▶ **Action item**
Return all entries below exactly. Skip nothing.

___ Data

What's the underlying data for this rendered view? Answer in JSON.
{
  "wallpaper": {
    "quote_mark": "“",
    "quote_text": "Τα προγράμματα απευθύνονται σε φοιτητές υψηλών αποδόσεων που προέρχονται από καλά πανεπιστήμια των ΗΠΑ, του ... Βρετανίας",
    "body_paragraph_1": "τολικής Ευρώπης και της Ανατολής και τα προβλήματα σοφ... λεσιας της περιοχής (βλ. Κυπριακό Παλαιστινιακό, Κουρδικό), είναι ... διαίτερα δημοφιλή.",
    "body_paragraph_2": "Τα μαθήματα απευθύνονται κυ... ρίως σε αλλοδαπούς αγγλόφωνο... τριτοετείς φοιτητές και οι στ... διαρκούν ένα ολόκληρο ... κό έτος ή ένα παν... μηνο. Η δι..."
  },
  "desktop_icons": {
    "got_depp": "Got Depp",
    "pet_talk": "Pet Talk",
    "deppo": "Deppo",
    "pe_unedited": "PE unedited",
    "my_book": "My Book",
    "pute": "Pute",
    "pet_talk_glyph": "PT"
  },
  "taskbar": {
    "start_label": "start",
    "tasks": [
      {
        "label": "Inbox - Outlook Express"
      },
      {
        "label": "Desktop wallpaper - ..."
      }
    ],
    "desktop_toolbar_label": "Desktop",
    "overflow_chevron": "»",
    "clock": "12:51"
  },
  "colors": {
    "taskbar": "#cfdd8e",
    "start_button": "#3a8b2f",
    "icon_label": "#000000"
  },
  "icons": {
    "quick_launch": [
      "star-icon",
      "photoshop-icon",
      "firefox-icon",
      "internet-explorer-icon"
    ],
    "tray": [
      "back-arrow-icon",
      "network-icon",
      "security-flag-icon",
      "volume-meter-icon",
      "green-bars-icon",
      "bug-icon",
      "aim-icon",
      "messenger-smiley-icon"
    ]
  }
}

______

▶ **Answer to this task**
What's the underlying data for this rendered view? Answer in JSON.
{
  "wallpaper": {
    "quote_mark": "“",
    "quote_text": "Τα προγράμματα απευθύνονται σε φοιτητές υψηλών αποδόσεων που προέρχονται από καλά πανεπιστήμια των ΗΠΑ, του ... Βρετανίας",
    "body_paragraph_1": "τολικής Ευρώπης και της Ανατολής και τα προβλήματα σοφ... λεσιας της περιοχής (βλ. Κυπριακό Παλαιστινιακό, Κουρδικό), είναι ... διαίτερα δημοφιλή.",
    "body_paragraph_2": "Τα μαθήματα απευθύνονται κυ... ρίως σε αλλοδαπούς αγγλόφωνο... τριτοετείς φοιτητές και οι στ... διαρκούν ένα ολόκληρο ... κό έτος ή ένα παν... μηνο. Η δι..."
  },
  "desktop_icons": {
    "got_depp": "Got Depp",
    "pet_talk": "Pet Talk",
    "deppo": "Deppo",
    "pe_unedited": "PE unedited",
    "my_book": "My Book",
    "pute": "Pute",
    "pet_talk_glyph": "PT"
  },
  "taskbar": {
    "start_label": "start",
    "tasks": [
      {
        "label": "Inbox - Outlook Express"
      },
      {
        "label": "Desktop wallpaper - ..."
      }
    ],
    "desktop_toolbar_label": "Desktop",
    "overflow_chevron": "»",
    "clock": "12:51"
  },
  "colors": {
    "taskbar": "#cfdd8e",
    "start_button": "#3a8b2f",
    "icon_label": "#000000"
  },
  "icons": {
    "quick_launch": [
      "star-icon",
      "photoshop-icon",
      "firefox-icon",
      "internet-explorer-icon"
    ],
    "tray": [
      "back-arrow-icon",
      "network-icon",
      "security-flag-icon",
      "volume-meter-icon",
      "green-bars-icon",
      "bug-icon",
      "aim-icon",
      "messenger-smiley-icon"
    ]
  }
}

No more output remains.